Beef and pork production in the United States have increased since 1972. More beef is now produced with a smaller cow herd (basis: January 1 U.S. cow inventory) than at any other period in U.S. history. Dressed weights of steers (fig. 1), heifers, cows (fig. 1), and bulls have also increased. Similar increases have occurred in dressed weights of hogs (fig. 1). However, part of the increased production is from meat production from cattle and hogs imported into the United States for feeding and slaughter. Unless accounted for, this production from imported livestock clouds what can be said about changes in U.S. technical efficiency in beef production.
Greater detail in trade data since the early 1990s has made it possible to better assess the contribution of foreign livestock to U.S. beef production. As a result, data indicate that the quantity of meat produced from each head of breeding stock—in some sense, a measure of technical efficiency gains and genetic improvement—has increased since 1972. After adjusting for beef produced from foreign-born animals, Brester and Marsh (1999) estimated that beef production per U.S. beef cow increased by 26 percent over the 25-year period ending in 1998. In 1976, commercial beef production reached 25.667 billion pounds, which included an estimated 497 million pounds of beef produced from cattle imported from Canada and Mexico (Brester and Marsh, 1999). After subtracting beef produced from foreign cattle, an average of 457 pounds of beef was produced per U.S. cow in the U.S. base cow herd of 54.971 million cows (January 1, 1976 total cow inventory).
Extending the Brester-Marsh methodology beyond 1998—the end point in their original study—implies an increase in beef production per U.S. cow of 44 percent from 1972 to 2010. In the most recent peak year of 2008, 26.561 billion pounds of beef were produced, 1.565 billion pounds of that beef attributable to cattle imported from Canada and Mexico. Again adjusting for beef from foreign livestock, an average of 600 pounds was produced per U.S. cow in the January 1 total cow inventory of 41.692 million cows.
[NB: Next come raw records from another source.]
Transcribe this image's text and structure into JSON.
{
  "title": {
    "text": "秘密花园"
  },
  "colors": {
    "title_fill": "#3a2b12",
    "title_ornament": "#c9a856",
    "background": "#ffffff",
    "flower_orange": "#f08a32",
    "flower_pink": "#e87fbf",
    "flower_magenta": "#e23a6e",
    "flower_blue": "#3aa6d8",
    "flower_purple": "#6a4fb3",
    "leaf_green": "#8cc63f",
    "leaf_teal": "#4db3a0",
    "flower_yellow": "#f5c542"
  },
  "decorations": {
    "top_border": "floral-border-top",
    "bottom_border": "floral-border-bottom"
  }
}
Federally inspected average dressed weights reported by USDA's National Agricultural Statistics Service (NASS) have increased steadily over time (fig. 1). Annual average dressed weights for all cattle in 1970 that averaged 624 pounds per head had increased by almost 26 percent to 784 pounds in 2009, the heaviest annual average weights to date. The dressed-weight measures in both years include effects from imported livestock.
The U.S. depends on foreign sources for a significant share of its red meat. These sources include both meat imported directly as beef, pork, or lamb and the meat produced in the U.S. from imported live animals. For beef, foreign sources have
accounted for as little as 8.2 percent (1974 and 1975) to as much as 18.2 percent (2005). Even during 2003 through 2005 when cattle imports from Canada were subject to restrictions due to the discovery of Bovine Spongiform Encephalopathy, beef from foreign sources accounted for 14.6 to 18.2 percent of U.S. beef supplies.
For 2011, cumulative imports of Canadian cattle into the United States were 35 percent lower year-over-year than in 2010, while imports of beef from Canada were 20 percent lower, again, year-over-year. Over the same period, imports of cattle from Mexico were up by over 16 percent. In 2011, estimated (by the Brester-Marsh method) beef produced from cattle imported into the United States from Canada and Mexico combined with all beef imported into the United States represented a quantity equal to about 11 percent of total U.S. beef supplies (excluding beginning cold storage stocks and on-farm production),. This was down from almost 13 percent in 2010 due to reduced imports of cattle from Canada.